AIM OF THE TASK
The copy must match the data below line for line and contain no images.

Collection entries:
* * * * *
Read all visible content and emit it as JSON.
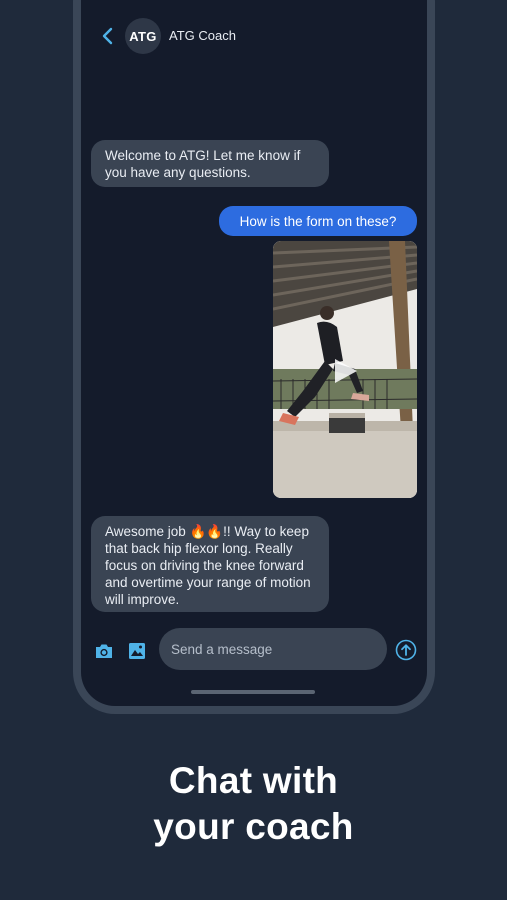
{
  "header": {
    "avatar_text": "ATG",
    "coach_name": "ATG Coach"
  },
  "messages": [
    {
      "sender": "coach",
      "text": "Welcome to ATG! Let me know if you have any questions."
    },
    {
      "sender": "user",
      "text": "How is the form on these?"
    },
    {
      "sender": "user",
      "type": "video"
    },
    {
      "sender": "coach",
      "text": "Awesome job 🔥🔥!! Way to keep that back hip flexor long. Really focus on driving the knee forward and overtime your range of motion will improve."
    }
  ],
  "composer": {
    "placeholder": "Send a message"
  },
  "caption": {
    "line1": "Chat with",
    "line2": "your coach"
  },
  "colors": {
    "background": "#1f2a3b",
    "screen": "#141b2b",
    "incoming_bubble": "#3a4453",
    "outgoing_bubble": "#2d6ce0",
    "accent_icon": "#4fb3e8"
  }
}
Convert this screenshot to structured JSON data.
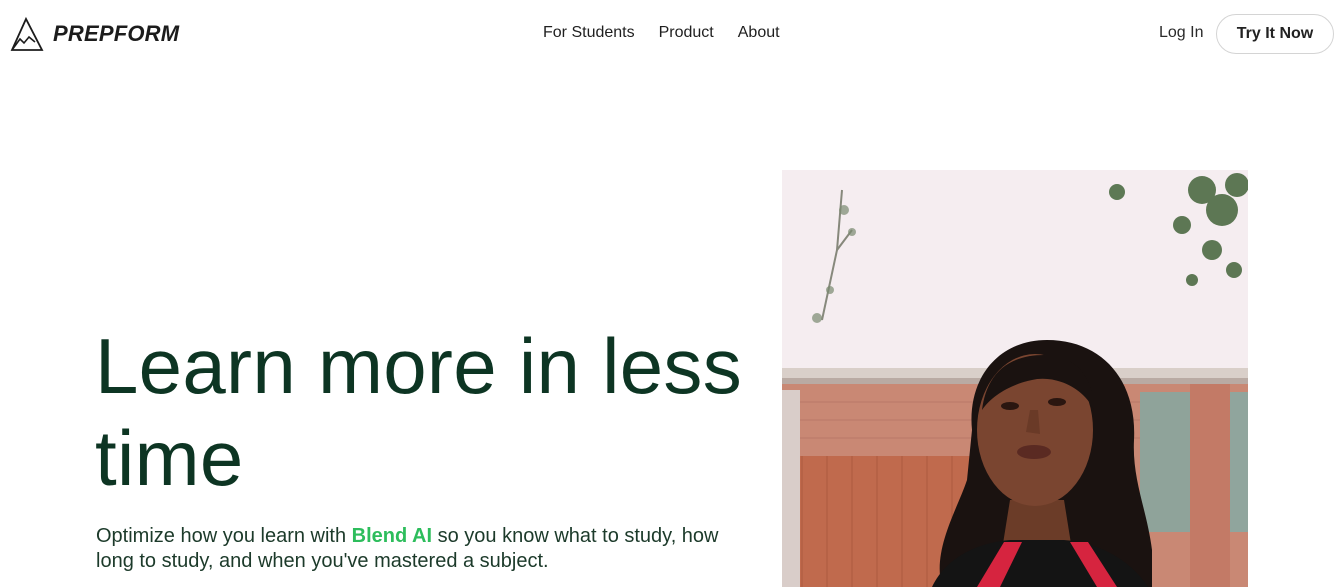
{
  "brand": {
    "name": "PREPFORM",
    "logo_icon": "mountain-triangle-icon"
  },
  "nav": {
    "items": [
      {
        "label": "For Students"
      },
      {
        "label": "Product"
      },
      {
        "label": "About"
      }
    ],
    "login_label": "Log In",
    "cta_label": "Try It Now"
  },
  "hero": {
    "title": "Learn more in less time",
    "subtitle_before": "Optimize how you learn with ",
    "subtitle_highlight": "Blend AI",
    "subtitle_after": " so you know what to study, how long to study, and when you've mastered a subject."
  },
  "colors": {
    "heading": "#0d3523",
    "accent": "#2dbd5c",
    "text": "#1c3a2a"
  }
}
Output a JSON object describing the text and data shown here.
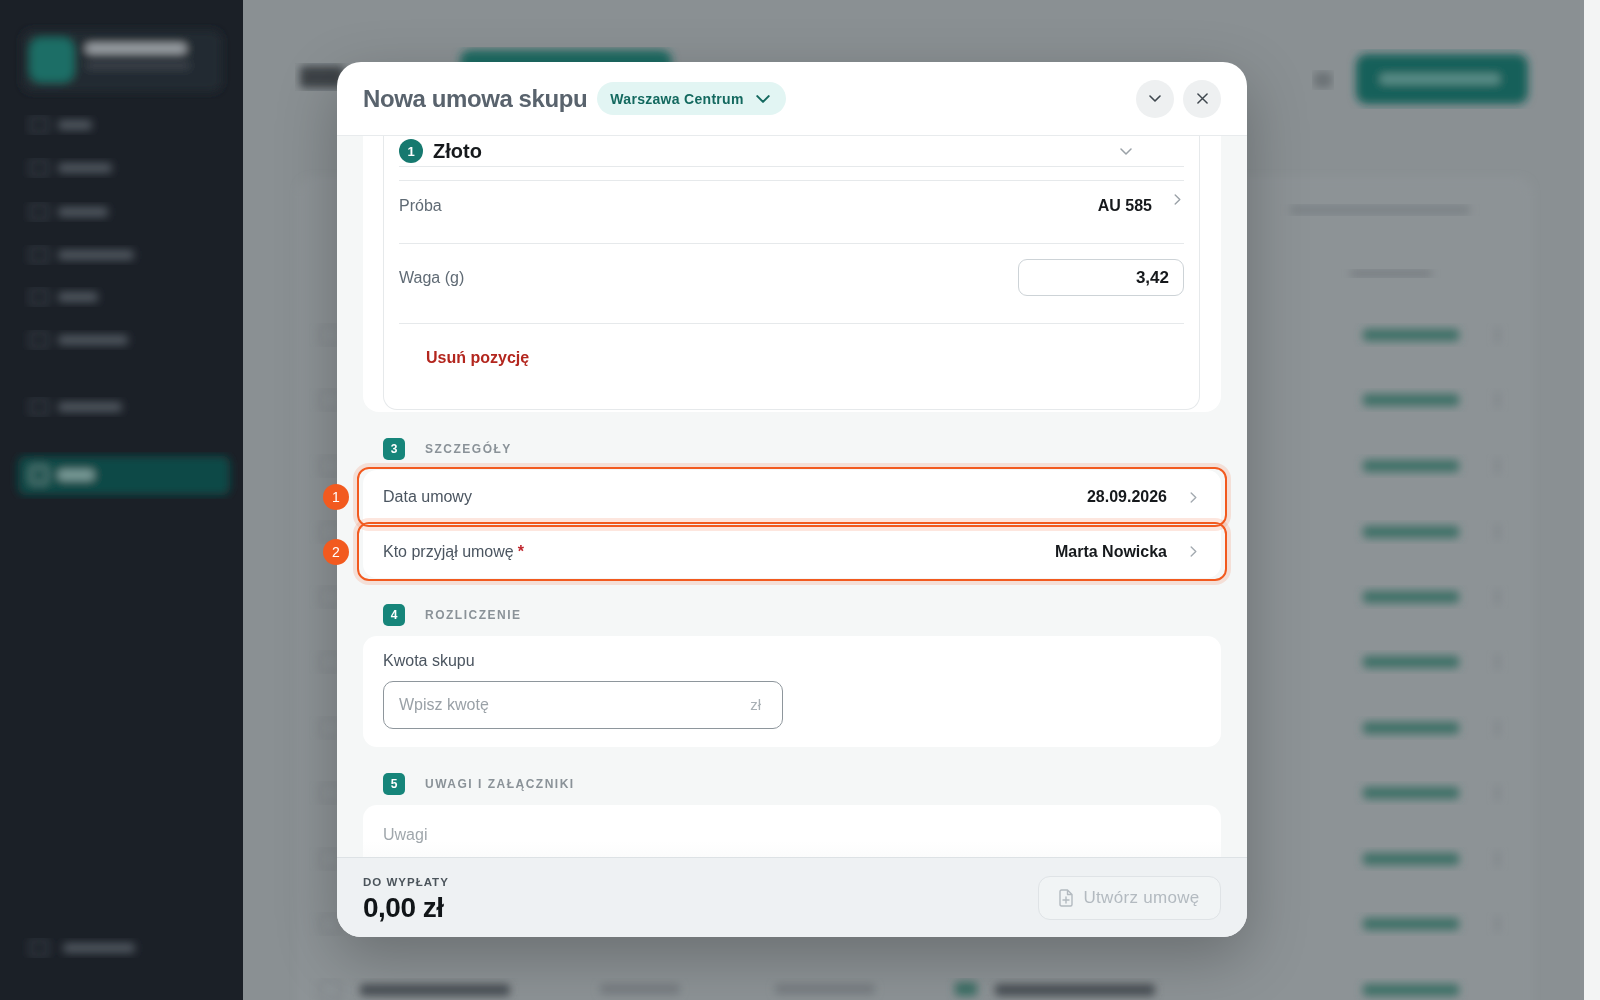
{
  "window": {
    "title": "Nowa umowa skupu",
    "branch": "Warszawa Centrum"
  },
  "item": {
    "number": "1",
    "name": "Złoto",
    "fields": [
      {
        "kind": "select",
        "label": "Próba",
        "value": "AU 585"
      },
      {
        "kind": "input",
        "label": "Waga (g)",
        "value": "3,42"
      }
    ],
    "remove_label": "Usuń pozycję"
  },
  "sections": [
    {
      "number": "3",
      "title": "SZCZEGÓŁY",
      "kind": "rows",
      "rows": [
        {
          "label": "Data umowy",
          "value": "28.09.2026",
          "callout": "1"
        },
        {
          "label": "Kto przyjął umowę",
          "required_mark": "*",
          "value": "Marta Nowicka",
          "callout": "2"
        }
      ]
    },
    {
      "number": "4",
      "title": "ROZLICZENIE",
      "kind": "amount",
      "label": "Kwota skupu",
      "placeholder": "Wpisz kwotę",
      "unit": "zł"
    },
    {
      "number": "5",
      "title": "UWAGI I ZAŁĄCZNIKI",
      "kind": "notes",
      "label": "Uwagi"
    }
  ],
  "footer": {
    "total_label": "DO WYPŁATY",
    "total": "0,00 zł",
    "submit": {
      "label": "Utwórz umowę",
      "disabled": true
    }
  }
}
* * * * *
TASK SOLUTION
Read all visible content and emit it as JSON.
{
  "header": {
    "avatar_text": "ATG",
    "coach_name": "ATG Coach"
  },
  "messages": [
    {
      "sender": "coach",
      "text": "Welcome to ATG! Let me know if you have any questions."
    },
    {
      "sender": "user",
      "text": "How is the form on these?"
    },
    {
      "sender": "user",
      "type": "video"
    },
    {
      "sender": "coach",
      "text": "Awesome job 🔥🔥!! Way to keep that back hip flexor long. Really focus on driving the knee forward and overtime your range of motion will improve."
    }
  ],
  "composer": {
    "placeholder": "Send a message"
  },
  "caption": {
    "line1": "Chat with",
    "line2": "your coach"
  },
  "colors": {
    "background": "#1f2a3b",
    "screen": "#141b2b",
    "incoming_bubble": "#3a4453",
    "outgoing_bubble": "#2d6ce0",
    "accent_icon": "#4fb3e8"
  }
}
Convert this screenshot to structured JSON data.
{
  "brand": {
    "name": "PREPFORM",
    "logo_icon": "mountain-triangle-icon"
  },
  "nav": {
    "items": [
      {
        "label": "For Students"
      },
      {
        "label": "Product"
      },
      {
        "label": "About"
      }
    ],
    "login_label": "Log In",
    "cta_label": "Try It Now"
  },
  "hero": {
    "title": "Learn more in less time",
    "subtitle_before": "Optimize how you learn with ",
    "subtitle_highlight": "Blend AI",
    "subtitle_after": " so you know what to study, how long to study, and when you've mastered a subject."
  },
  "colors": {
    "heading": "#0d3523",
    "accent": "#2dbd5c",
    "text": "#1c3a2a"
  }
}
Output a JSON object describing the text and data shown here.
{
  "window": {
    "title": "Nowa umowa skupu",
    "branch": "Warszawa Centrum"
  },
  "item": {
    "number": "1",
    "name": "Złoto",
    "fields": [
      {
        "kind": "select",
        "label": "Próba",
        "value": "AU 585"
      },
      {
        "kind": "input",
        "label": "Waga (g)",
        "value": "3,42"
      }
    ],
    "remove_label": "Usuń pozycję"
  },
  "sections": [
    {
      "number": "3",
      "title": "SZCZEGÓŁY",
      "kind": "rows",
      "rows": [
        {
          "label": "Data umowy",
          "value": "28.09.2026",
          "callout": "1"
        },
        {
          "label": "Kto przyjął umowę",
          "required_mark": "*",
          "value": "Marta Nowicka",
          "callout": "2"
        }
      ]
    },
    {
      "number": "4",
      "title": "ROZLICZENIE",
      "kind": "amount",
      "label": "Kwota skupu",
      "placeholder": "Wpisz kwotę",
      "unit": "zł"
    },
    {
      "number": "5",
      "title": "UWAGI I ZAŁĄCZNIKI",
      "kind": "notes",
      "label": "Uwagi"
    }
  ],
  "footer": {
    "total_label": "DO WYPŁATY",
    "total": "0,00 zł",
    "submit": {
      "label": "Utwórz umowę",
      "disabled": true
    }
  }
}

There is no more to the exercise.